Charlie discusses the future of Twitter and touches on what I think are two key points: corporate twitter and content subscription.
The key as Charlie discusses is the opt-in and one-way nature of Twitter. That is, I only get updates from someone if I explicitly choose to receive them, and the party I subscribe to doesn't necessarily need to listen to me.
That sure sounds a lot like an RSS aggregator, doesn't it? To me, Twitter is exactly that: a messaging aggregator. The future of Twitter is a messaging platform.
Twitter has a number of ways to deliver updates - you can get them on your phone (via SMS), from IM, or on the web. And of course, you can get them as RSS and bring them anywhere you want. You can also send the updates from any of those mediums. Ever better, Twitter has an API for putting data in and getting messages out, which means I can update Twitter and have this "status update" sent out to Facebook, my blog, and so on.
Delivery based on context and priority
The key feature that would have to be added would be choosing how and when I want updates on an individual channel level. I may want to get updates from Charlie or Corey immediately because I'm more likely to meet up with them for dinner, but there are others I follow where I don't need to be notified as immediately (e.g., they don't live near me, but I'm interested in what they have to say). Today, I only have the option to turn on SMS notifications wholesale, not for individual channels. If Twitter is to become a messaging platform, this needs to change.
I'm envisioning something like a priority scale - I assign priorities to certain people and to certain devices. I always have my phone, so SMS is a surefire way to reach me. It's also the most expensive way to reach me (both on my end and on Twitter's end), so I don't want every message to get me there. Accordingly, the bar for sending me messages on my phone is going to be relatively high (and a big reason I haven't activated Twitter on my phone yet). Conversely, delivering something to my feed reader at home costs nothing, but is also less likely to reach me.
In the Enterprise
As Charlie discusses, the same problem exists in the enterprise. We have a number of ways to communicate with colleagues right now - e-mail, voicemail, IM, Blackberry push messages, personal phone and/or SMS in emergencies, and even post-it notes. Worse yet, regulated industries like investment banking and law firms may have retention requirements on all of those messages. Among other benefits, Twitter can offer retention out of the box and the ability to add new delivery mechanisms down the road with little risk.
We also build and maintain a lot of infrastructure and applications to deliver contextual information to our users. We deliver messages to the Blackberry, to desktop applications, to an Exchange mailbox, and to use within other internal applications. This infrastructure is effectively Twitter, though unfortunately is not nearly as centralized (yet - there's an effort to do that).
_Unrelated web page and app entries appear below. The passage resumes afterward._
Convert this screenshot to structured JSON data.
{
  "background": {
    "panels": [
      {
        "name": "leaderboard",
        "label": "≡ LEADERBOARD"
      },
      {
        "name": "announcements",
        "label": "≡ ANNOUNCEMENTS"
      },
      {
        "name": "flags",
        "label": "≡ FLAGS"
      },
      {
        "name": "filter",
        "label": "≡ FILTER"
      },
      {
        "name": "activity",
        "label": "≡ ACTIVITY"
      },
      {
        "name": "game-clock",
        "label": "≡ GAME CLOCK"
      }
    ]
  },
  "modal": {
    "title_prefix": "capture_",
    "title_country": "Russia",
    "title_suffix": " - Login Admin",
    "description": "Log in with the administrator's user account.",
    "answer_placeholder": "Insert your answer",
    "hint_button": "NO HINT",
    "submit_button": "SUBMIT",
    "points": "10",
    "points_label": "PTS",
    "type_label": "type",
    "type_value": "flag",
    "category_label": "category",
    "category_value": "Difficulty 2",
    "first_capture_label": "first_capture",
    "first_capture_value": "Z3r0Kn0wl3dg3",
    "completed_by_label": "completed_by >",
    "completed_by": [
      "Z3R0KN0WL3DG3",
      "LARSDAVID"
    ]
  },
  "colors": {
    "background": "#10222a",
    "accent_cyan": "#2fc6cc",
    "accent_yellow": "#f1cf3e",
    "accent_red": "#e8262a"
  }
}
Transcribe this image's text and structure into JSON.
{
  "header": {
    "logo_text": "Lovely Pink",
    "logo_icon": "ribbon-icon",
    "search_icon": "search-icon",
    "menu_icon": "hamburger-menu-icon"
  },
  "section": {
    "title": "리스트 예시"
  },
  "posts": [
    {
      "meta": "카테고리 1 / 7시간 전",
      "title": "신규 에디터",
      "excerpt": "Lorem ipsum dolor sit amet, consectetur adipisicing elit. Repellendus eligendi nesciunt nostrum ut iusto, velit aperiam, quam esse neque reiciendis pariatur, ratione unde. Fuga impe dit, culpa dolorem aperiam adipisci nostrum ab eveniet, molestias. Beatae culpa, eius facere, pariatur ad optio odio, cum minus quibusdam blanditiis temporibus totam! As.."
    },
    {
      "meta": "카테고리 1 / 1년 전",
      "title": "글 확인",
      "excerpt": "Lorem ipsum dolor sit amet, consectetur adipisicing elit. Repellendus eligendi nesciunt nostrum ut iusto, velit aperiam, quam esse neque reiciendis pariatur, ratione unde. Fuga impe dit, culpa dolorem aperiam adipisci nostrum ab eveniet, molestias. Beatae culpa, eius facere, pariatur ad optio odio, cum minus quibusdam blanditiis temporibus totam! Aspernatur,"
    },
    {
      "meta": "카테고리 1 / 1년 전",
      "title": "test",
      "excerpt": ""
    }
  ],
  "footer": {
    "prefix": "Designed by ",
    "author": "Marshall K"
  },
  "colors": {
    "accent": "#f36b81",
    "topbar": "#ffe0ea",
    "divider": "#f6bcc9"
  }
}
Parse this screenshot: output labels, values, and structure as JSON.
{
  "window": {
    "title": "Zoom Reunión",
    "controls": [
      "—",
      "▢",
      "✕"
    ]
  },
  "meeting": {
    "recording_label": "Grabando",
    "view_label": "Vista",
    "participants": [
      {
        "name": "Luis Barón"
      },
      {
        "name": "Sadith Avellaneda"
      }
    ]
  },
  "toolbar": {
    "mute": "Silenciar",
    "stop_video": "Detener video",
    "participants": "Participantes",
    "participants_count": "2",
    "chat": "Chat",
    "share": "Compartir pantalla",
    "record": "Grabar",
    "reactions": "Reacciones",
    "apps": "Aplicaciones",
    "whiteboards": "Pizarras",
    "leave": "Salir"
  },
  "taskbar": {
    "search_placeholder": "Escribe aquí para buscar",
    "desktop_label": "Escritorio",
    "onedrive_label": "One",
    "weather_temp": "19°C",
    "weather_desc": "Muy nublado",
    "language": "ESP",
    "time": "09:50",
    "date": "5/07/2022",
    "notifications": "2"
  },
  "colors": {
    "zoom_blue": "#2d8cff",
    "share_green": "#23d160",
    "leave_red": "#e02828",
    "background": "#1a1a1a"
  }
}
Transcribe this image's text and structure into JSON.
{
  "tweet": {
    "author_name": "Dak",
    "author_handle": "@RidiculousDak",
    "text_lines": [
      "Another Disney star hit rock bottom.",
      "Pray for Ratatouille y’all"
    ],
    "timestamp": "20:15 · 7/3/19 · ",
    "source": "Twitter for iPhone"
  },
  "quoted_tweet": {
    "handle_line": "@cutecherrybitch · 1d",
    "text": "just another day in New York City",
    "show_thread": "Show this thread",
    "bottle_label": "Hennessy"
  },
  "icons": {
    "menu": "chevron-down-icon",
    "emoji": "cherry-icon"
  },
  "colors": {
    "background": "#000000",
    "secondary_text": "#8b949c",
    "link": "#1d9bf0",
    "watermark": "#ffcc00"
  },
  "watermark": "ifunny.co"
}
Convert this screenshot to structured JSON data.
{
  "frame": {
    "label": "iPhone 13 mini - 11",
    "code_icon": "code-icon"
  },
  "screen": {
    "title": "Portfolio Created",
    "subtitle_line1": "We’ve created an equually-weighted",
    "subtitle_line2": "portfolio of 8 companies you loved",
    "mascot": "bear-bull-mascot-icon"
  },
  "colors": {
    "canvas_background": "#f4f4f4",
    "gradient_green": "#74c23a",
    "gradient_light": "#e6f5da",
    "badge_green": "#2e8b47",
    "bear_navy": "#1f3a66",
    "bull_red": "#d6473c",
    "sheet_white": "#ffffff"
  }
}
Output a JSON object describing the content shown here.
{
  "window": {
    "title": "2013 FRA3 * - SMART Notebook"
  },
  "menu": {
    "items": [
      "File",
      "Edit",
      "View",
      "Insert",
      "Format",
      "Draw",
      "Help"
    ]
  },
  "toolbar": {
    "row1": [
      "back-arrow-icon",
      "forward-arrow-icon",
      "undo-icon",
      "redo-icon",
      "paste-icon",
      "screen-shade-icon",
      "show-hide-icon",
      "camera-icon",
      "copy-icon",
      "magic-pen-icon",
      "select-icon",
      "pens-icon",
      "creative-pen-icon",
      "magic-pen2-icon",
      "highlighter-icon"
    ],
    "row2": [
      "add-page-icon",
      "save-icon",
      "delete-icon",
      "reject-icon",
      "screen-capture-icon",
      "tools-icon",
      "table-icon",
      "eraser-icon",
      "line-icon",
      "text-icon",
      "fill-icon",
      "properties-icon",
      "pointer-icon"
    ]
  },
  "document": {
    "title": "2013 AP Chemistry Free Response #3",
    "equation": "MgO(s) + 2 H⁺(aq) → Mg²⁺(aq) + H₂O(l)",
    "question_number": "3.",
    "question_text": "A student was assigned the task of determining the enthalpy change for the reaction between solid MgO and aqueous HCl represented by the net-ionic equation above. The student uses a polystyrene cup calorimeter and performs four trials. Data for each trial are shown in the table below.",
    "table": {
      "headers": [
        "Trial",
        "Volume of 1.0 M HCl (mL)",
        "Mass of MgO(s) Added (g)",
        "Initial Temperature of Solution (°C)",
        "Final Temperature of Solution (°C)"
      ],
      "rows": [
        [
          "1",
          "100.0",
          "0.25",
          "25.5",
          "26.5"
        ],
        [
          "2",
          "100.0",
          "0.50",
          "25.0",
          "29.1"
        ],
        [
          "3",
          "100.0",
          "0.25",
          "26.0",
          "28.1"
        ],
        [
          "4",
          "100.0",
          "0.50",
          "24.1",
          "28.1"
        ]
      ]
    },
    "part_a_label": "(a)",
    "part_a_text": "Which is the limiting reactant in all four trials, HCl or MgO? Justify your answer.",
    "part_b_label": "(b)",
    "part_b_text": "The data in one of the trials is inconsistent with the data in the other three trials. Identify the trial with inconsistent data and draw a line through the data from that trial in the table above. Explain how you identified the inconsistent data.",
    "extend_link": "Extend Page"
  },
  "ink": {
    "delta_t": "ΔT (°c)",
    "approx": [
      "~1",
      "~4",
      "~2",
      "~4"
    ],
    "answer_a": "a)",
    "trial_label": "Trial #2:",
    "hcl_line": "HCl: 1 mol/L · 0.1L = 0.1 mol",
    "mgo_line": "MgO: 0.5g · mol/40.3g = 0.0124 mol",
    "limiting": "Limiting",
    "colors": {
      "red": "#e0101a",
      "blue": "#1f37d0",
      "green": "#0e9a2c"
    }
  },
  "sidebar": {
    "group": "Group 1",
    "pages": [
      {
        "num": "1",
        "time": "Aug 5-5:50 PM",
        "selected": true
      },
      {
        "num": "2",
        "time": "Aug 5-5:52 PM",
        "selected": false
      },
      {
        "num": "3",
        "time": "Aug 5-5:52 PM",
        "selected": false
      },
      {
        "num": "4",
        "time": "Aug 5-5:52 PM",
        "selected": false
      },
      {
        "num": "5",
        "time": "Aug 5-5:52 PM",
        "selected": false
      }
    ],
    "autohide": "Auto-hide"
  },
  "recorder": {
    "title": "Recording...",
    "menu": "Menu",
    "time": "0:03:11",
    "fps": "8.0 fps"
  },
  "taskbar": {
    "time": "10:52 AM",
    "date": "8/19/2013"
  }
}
Imagine if we could simply have our users subscribe to different channels and then choose where to receive those messages. A critical issue (a server's down, or a stock price dropped more than 20%) might get delivered immediately to a phone, while something more mundane gets delivered to a feed reader. Obviously, this doesn't sound that much different to Newsgator on the consumption side (Newsgator has tools that cover most of the others and SMS and IM can be added), but the big advantage I see with Twitter is the simplicity in publishing. It's nearly trivial to send an e-mail - I mean, we can even do that in a SQL Server trigger.
Being aware of location
Another opportunity would be with location-aware clients. Imagine if you can subscribe to a channel of things close to me, which is especially powerful if you have a Twitter client on a GPS-enabled Blackberry, etc. When I'm in Union Square, a message from someone else in Union Square looking to grab a drink immediately becomes more relevant to me (perhaps more so than a message from Charlie when he's on his cross-country trip). Location awareness is even more important when you get into commercial content that Charlie discussed.
Of course, like all location-based services, the real challenge is understanding geography. When I'm in the West Village, I may be more likely to meet up with someone up near Lincoln Center than someone in Jersey City. This can be addressed, and worst case scenario being able to follow anyone within 2 miles of me is still a useful feature.
By the way, obviously I use Twitter. Feel free to follow me and/or add me as a friend, especially if you're in Manhattan or Brooklyn.